### WHAT THE EXERCISE ASKS
What you return must match the data below exactly, minus any pictures.

== EXCERPTED RECORDS

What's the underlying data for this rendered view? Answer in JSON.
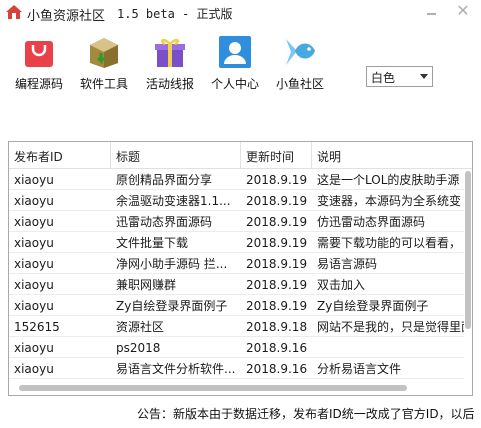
{
  "window": {
    "title": "小鱼资源社区",
    "version": "1.5 beta  - 正式版",
    "minimize_icon": "minimize-icon",
    "close_icon": "close-icon",
    "close_glyph": "✕"
  },
  "toolbar": {
    "buttons": [
      {
        "label": "编程源码",
        "icon": "shopping-bag-icon",
        "color": "#e8414a"
      },
      {
        "label": "软件工具",
        "icon": "package-box-icon",
        "color": "#a58a3e"
      },
      {
        "label": "活动线报",
        "icon": "gift-box-icon",
        "color": "#7b4fc9"
      },
      {
        "label": "个人中心",
        "icon": "user-profile-icon",
        "color": "#2f8fdc"
      },
      {
        "label": "小鱼社区",
        "icon": "fish-icon",
        "color": "#48a8e0"
      }
    ]
  },
  "theme_select": {
    "value": "白色"
  },
  "table": {
    "columns": [
      "发布者ID",
      "标题",
      "更新时间",
      "说明"
    ],
    "rows": [
      [
        "xiaoyu",
        "原创精品界面分享",
        "2018.9.19",
        "这是一个LOL的皮肤助手源"
      ],
      [
        "xiaoyu",
        "余温驱动变速器1.1...",
        "2018.9.19",
        "变速器，本源码为全系统变"
      ],
      [
        "xiaoyu",
        "迅雷动态界面源码",
        "2018.9.19",
        "仿迅雷动态界面源码"
      ],
      [
        "xiaoyu",
        "文件批量下载",
        "2018.9.19",
        "需要下载功能的可以看看，"
      ],
      [
        "xiaoyu",
        "净网小助手源码  拦...",
        "2018.9.19",
        "易语言源码"
      ],
      [
        "xiaoyu",
        "兼职网赚群",
        "2018.9.19",
        "双击加入"
      ],
      [
        "xiaoyu",
        "Zy自绘登录界面例子",
        "2018.9.19",
        "Zy自绘登录界面例子"
      ],
      [
        "152615",
        "资源社区",
        "2018.9.18",
        "网站不是我的，只是觉得里面"
      ],
      [
        "xiaoyu",
        "ps2018",
        "2018.9.16",
        ""
      ],
      [
        "xiaoyu",
        "易语言文件分析软件...",
        "2018.9.16",
        "分析易语言文件"
      ]
    ]
  },
  "notice": "公告：新版本由于数据迁移，发布者ID统一改成了官方ID，以后"
}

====

### RESPONSE AREA
What's the underlying data for this rendered view? Answer in JSON.
{
  "window": {
    "title": "小鱼资源社区",
    "version": "1.5 beta  - 正式版",
    "minimize_icon": "minimize-icon",
    "close_icon": "close-icon",
    "close_glyph": "✕"
  },
  "toolbar": {
    "buttons": [
      {
        "label": "编程源码",
        "icon": "shopping-bag-icon",
        "color": "#e8414a"
      },
      {
        "label": "软件工具",
        "icon": "package-box-icon",
        "color": "#a58a3e"
      },
      {
        "label": "活动线报",
        "icon": "gift-box-icon",
        "color": "#7b4fc9"
      },
      {
        "label": "个人中心",
        "icon": "user-profile-icon",
        "color": "#2f8fdc"
      },
      {
        "label": "小鱼社区",
        "icon": "fish-icon",
        "color": "#48a8e0"
      }
    ]
  },
  "theme_select": {
    "value": "白色"
  },
  "table": {
    "columns": [
      "发布者ID",
      "标题",
      "更新时间",
      "说明"
    ],
    "rows": [
      [
        "xiaoyu",
        "原创精品界面分享",
        "2018.9.19",
        "这是一个LOL的皮肤助手源"
      ],
      [
        "xiaoyu",
        "余温驱动变速器1.1...",
        "2018.9.19",
        "变速器，本源码为全系统变"
      ],
      [
        "xiaoyu",
        "迅雷动态界面源码",
        "2018.9.19",
        "仿迅雷动态界面源码"
      ],
      [
        "xiaoyu",
        "文件批量下载",
        "2018.9.19",
        "需要下载功能的可以看看，"
      ],
      [
        "xiaoyu",
        "净网小助手源码  拦...",
        "2018.9.19",
        "易语言源码"
      ],
      [
        "xiaoyu",
        "兼职网赚群",
        "2018.9.19",
        "双击加入"
      ],
      [
        "xiaoyu",
        "Zy自绘登录界面例子",
        "2018.9.19",
        "Zy自绘登录界面例子"
      ],
      [
        "152615",
        "资源社区",
        "2018.9.18",
        "网站不是我的，只是觉得里面"
      ],
      [
        "xiaoyu",
        "ps2018",
        "2018.9.16",
        ""
      ],
      [
        "xiaoyu",
        "易语言文件分析软件...",
        "2018.9.16",
        "分析易语言文件"
      ]
    ]
  },
  "notice": "公告：新版本由于数据迁移，发布者ID统一改成了官方ID，以后"
}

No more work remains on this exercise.